To hear physicists tell it, today's chemistry sets are pale imitations of the mayhem-in-a-box that they knew and loved; and the modern plastic incarnation of the Erector set would make A.C. Gilbert cringe. So what are physicists giving their kids this Christmas?

Little Alexander Kronfeld will be getting his first set of Legos. And Athena HaunParke, age 3, daughter of theorist Stephen Parke, will unwrap the gift that all the three-year-old girls are hoping for this year: her very own set of socket wrenches from Sears.

You never know: those Christmas Legos and wrenches could just be the inspiration for the next new generation of physicists.

"Hello Boys--
If you like thrills and adventure, you'll like being an Erector engineer."
(from an early Erector set manual)

In 1913, Alfred Carlton Gilbert developed the first Erector set, a boxful of girders, pulleys, gears, and the screws and tools to put them together. "From 1909 until his death in 1961," says the web site of the A.C. Gilbert Heritage Society, "[he] would revolutionize the toys that we would play with. For a little over 50 years, he brought us toys that made science fun."
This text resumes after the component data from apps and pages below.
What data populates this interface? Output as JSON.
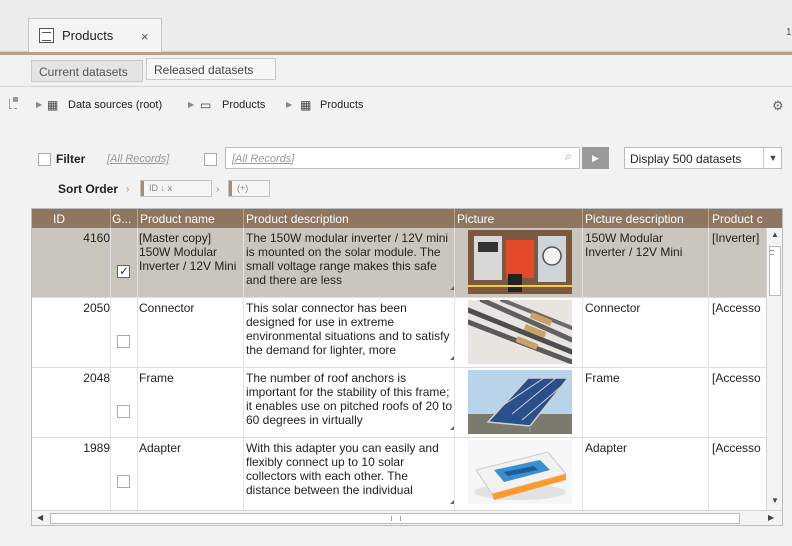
{
  "tabbar": {
    "tab_label": "Products",
    "close_glyph": "×",
    "right_text": "1"
  },
  "dataset_tabs": {
    "current": "Current datasets",
    "released": "Released datasets"
  },
  "breadcrumb": {
    "root": "Data sources (root)",
    "folder": "Products",
    "table": "Products"
  },
  "filter": {
    "label": "Filter",
    "all_records_1": "[All Records]",
    "search_value": "[All Records]",
    "display_value": "Display 500 datasets"
  },
  "sort": {
    "label": "Sort Order",
    "chip1": "ID  ↓ x",
    "chip2": "(+)"
  },
  "table": {
    "columns": [
      "ID",
      "G...",
      "Product name",
      "Product description",
      "Picture",
      "Picture description",
      "Product c"
    ],
    "rows": [
      {
        "id": "4160",
        "checked": true,
        "name": "[Master copy] 150W Modular Inverter / 12V Mini",
        "description": "The 150W modular inverter / 12V mini is mounted on the solar module. The small voltage range makes this safe and there are less",
        "picture": "inverter",
        "picture_description": "150W Modular Inverter / 12V Mini",
        "category": "[Inverter]"
      },
      {
        "id": "2050",
        "checked": false,
        "name": "Connector",
        "description": "This solar connector has been designed for use in extreme environmental situations and to satisfy the demand for lighter, more",
        "picture": "connector",
        "picture_description": "Connector",
        "category": "[Accesso"
      },
      {
        "id": "2048",
        "checked": false,
        "name": "Frame",
        "description": "The number of roof anchors is important for the stability of this frame; it enables use on pitched roofs of 20 to 60 degrees in virtually",
        "picture": "frame",
        "picture_description": "Frame",
        "category": "[Accesso"
      },
      {
        "id": "1989",
        "checked": false,
        "name": "Adapter",
        "description": "With this adapter you can easily and flexibly connect up to 10 solar collectors with each other. The distance between the individual",
        "picture": "adapter",
        "picture_description": "Adapter",
        "category": "[Accesso"
      }
    ]
  },
  "colors": {
    "header_brown": "#8f7661",
    "selected_row": "#cac6bd"
  }
}
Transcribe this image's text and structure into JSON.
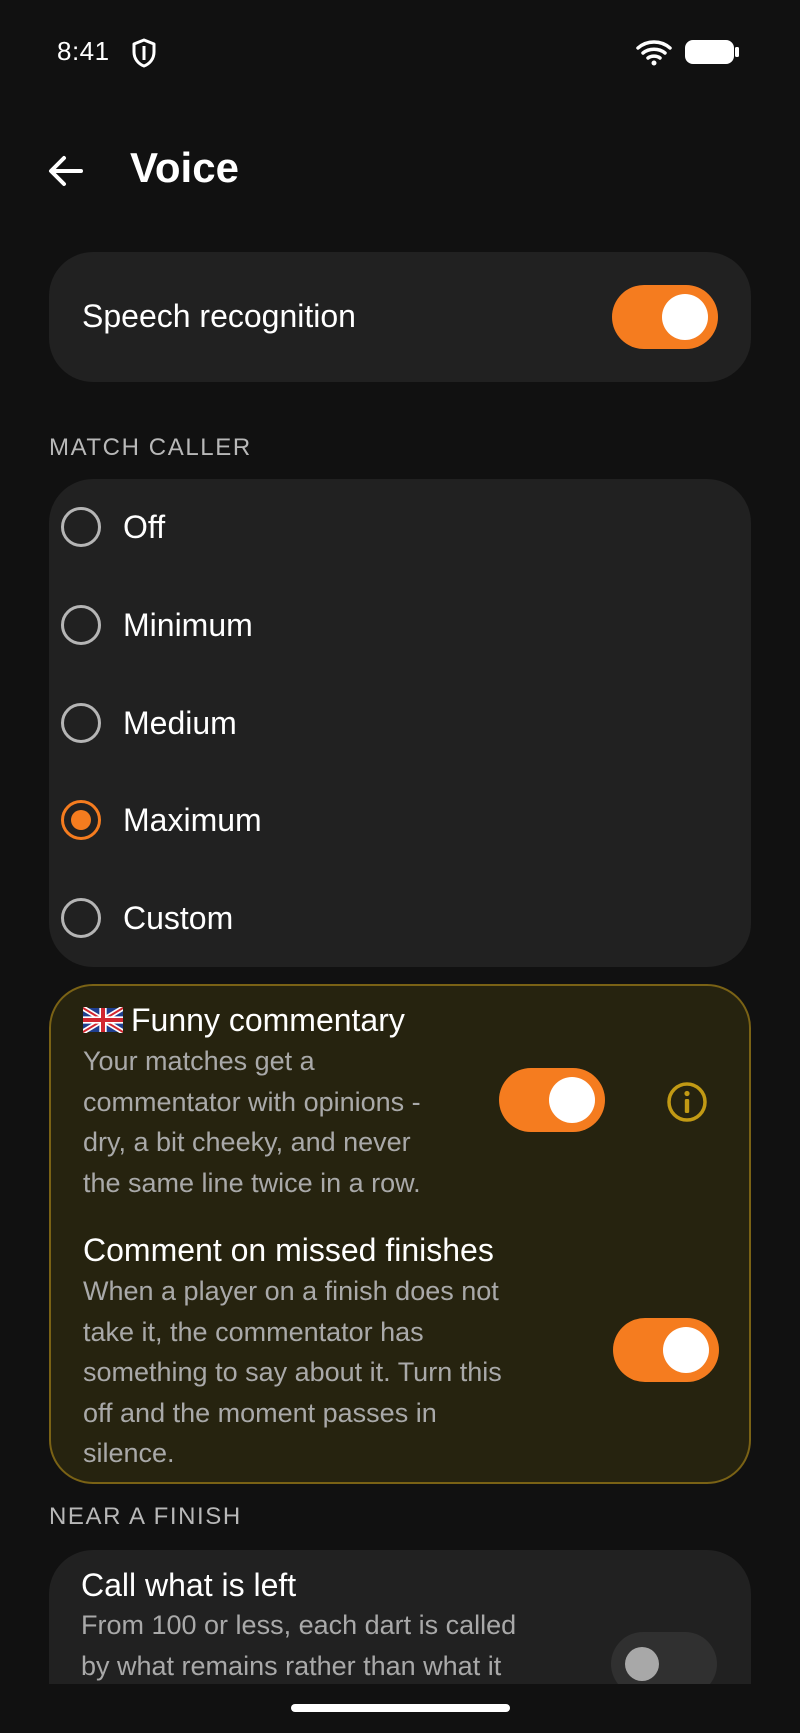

After the Erector set came something called a physics set that never really caught on, a line of model trains, and the famous A.C. Gilbert chemistry set.

"In truth," the Gilbert site avers, "Mr. Gilbert meets the qualifications that place him among America's greatest men! Medical doctor, Olympic Gold Medal winner [for the pole vault in 1908], industrialist.... You name it.... What a record of accomplishments! His desire was not to accumulate great wealth, but to develop and market toys that would develop the engineers and scientists that our country must have if we are to maintain our position in the world."

If Fermilab scientists are any indication, A.C. Gilbert did the job.


last modified 12/17/1999   email Fermilab